“We tried to use that same concept for the business owners,” said Dolch.
One Business Using Stimulus To Reward Loyal Employees
In Italian, Caloroso means, “warm-hearted,” and that’s exactly what the owner of Caloroso restaurant in Shelton is showing. Matt Calandro is giving the relief money back to 10 employees.
“Some of them actually had some issues at home that put their families at risk potentially, but they decided to work. They deserve it,” said restaurant owner Matt Calandro.
Calandro will gift that 7.35%, plus add another 10% and spilt it up among the 10 employees who remained dedicated to the restaurant during tough times. Employees expressed gratitude for the gift.
“It’s not about me personally. It’s about Caloroso. it’s about the restaurant,” said General Manager Lou Como, explaining why he stayed on the job throughout the pandemic.
Restaurant operations manager Stephanie Champagne expressed gratitude.
“(It means) That good will always win,” she said.
During the throws of the pandemic, Caloroso was closed for five weeks, pivoted to takeout then returned amidst less than ideal conditions.
“It became a lot more than just serving food for them and they’ve gutted it out,” Calandro said.
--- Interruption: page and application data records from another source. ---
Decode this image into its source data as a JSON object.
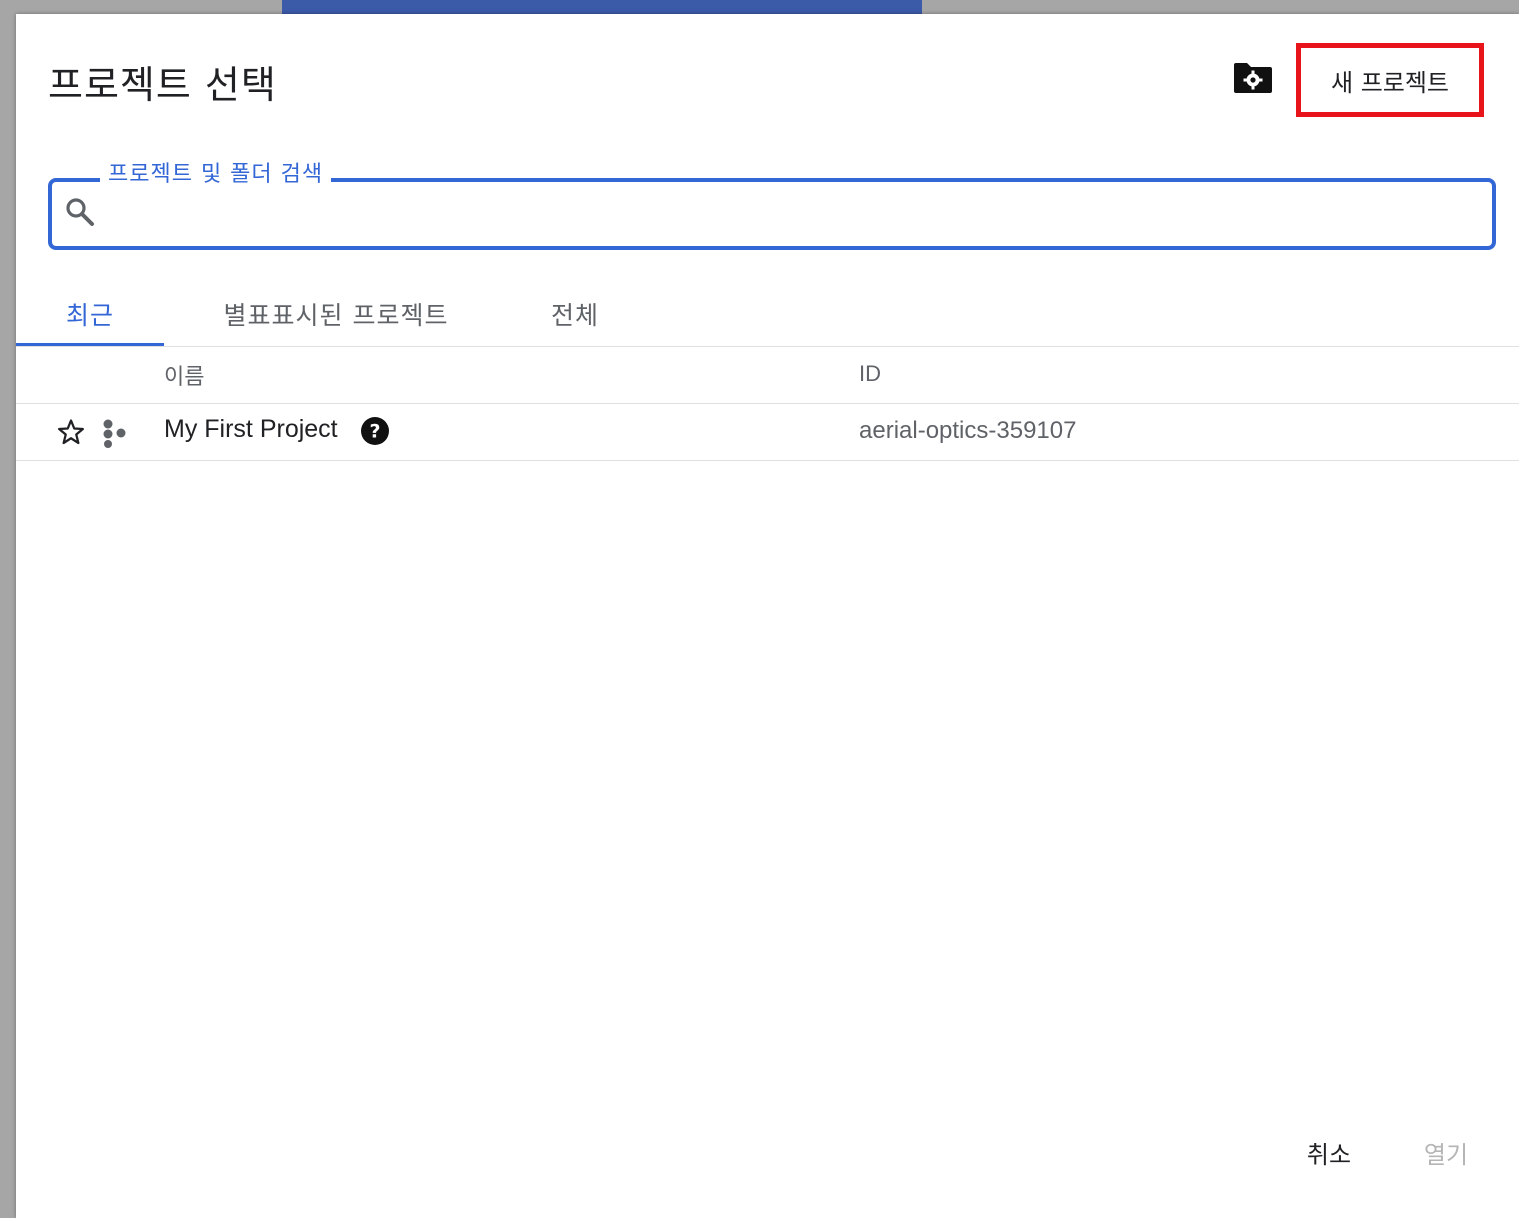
{
  "dialog": {
    "title": "프로젝트 선택",
    "new_project_label": "새 프로젝트"
  },
  "search": {
    "legend": "프로젝트 및 폴더 검색",
    "value": ""
  },
  "tabs": [
    {
      "label": "최근",
      "active": true
    },
    {
      "label": "별표표시된 프로젝트",
      "active": false
    },
    {
      "label": "전체",
      "active": false
    }
  ],
  "table": {
    "headers": {
      "name": "이름",
      "id": "ID"
    },
    "rows": [
      {
        "name": "My First Project",
        "id": "aerial-optics-359107",
        "starred": false
      }
    ]
  },
  "footer": {
    "cancel_label": "취소",
    "open_label": "열기"
  },
  "colors": {
    "accent": "#3367d6",
    "highlight": "#e8141a"
  },
  "icons": [
    "folder-settings-icon",
    "search-icon",
    "star-outline-icon",
    "organization-icon",
    "help-icon"
  ]
}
Now, their sacrifice and loyalty will be soon be rewarded.
“They’ve dealt with a tremendous amount of pressure, here and at home,” said Calandro. “My heart is full because of them.”
Asked what she’ll do with the bonus, Champagne didn’t hesitate, saying, “I’m going Christmas shopping!”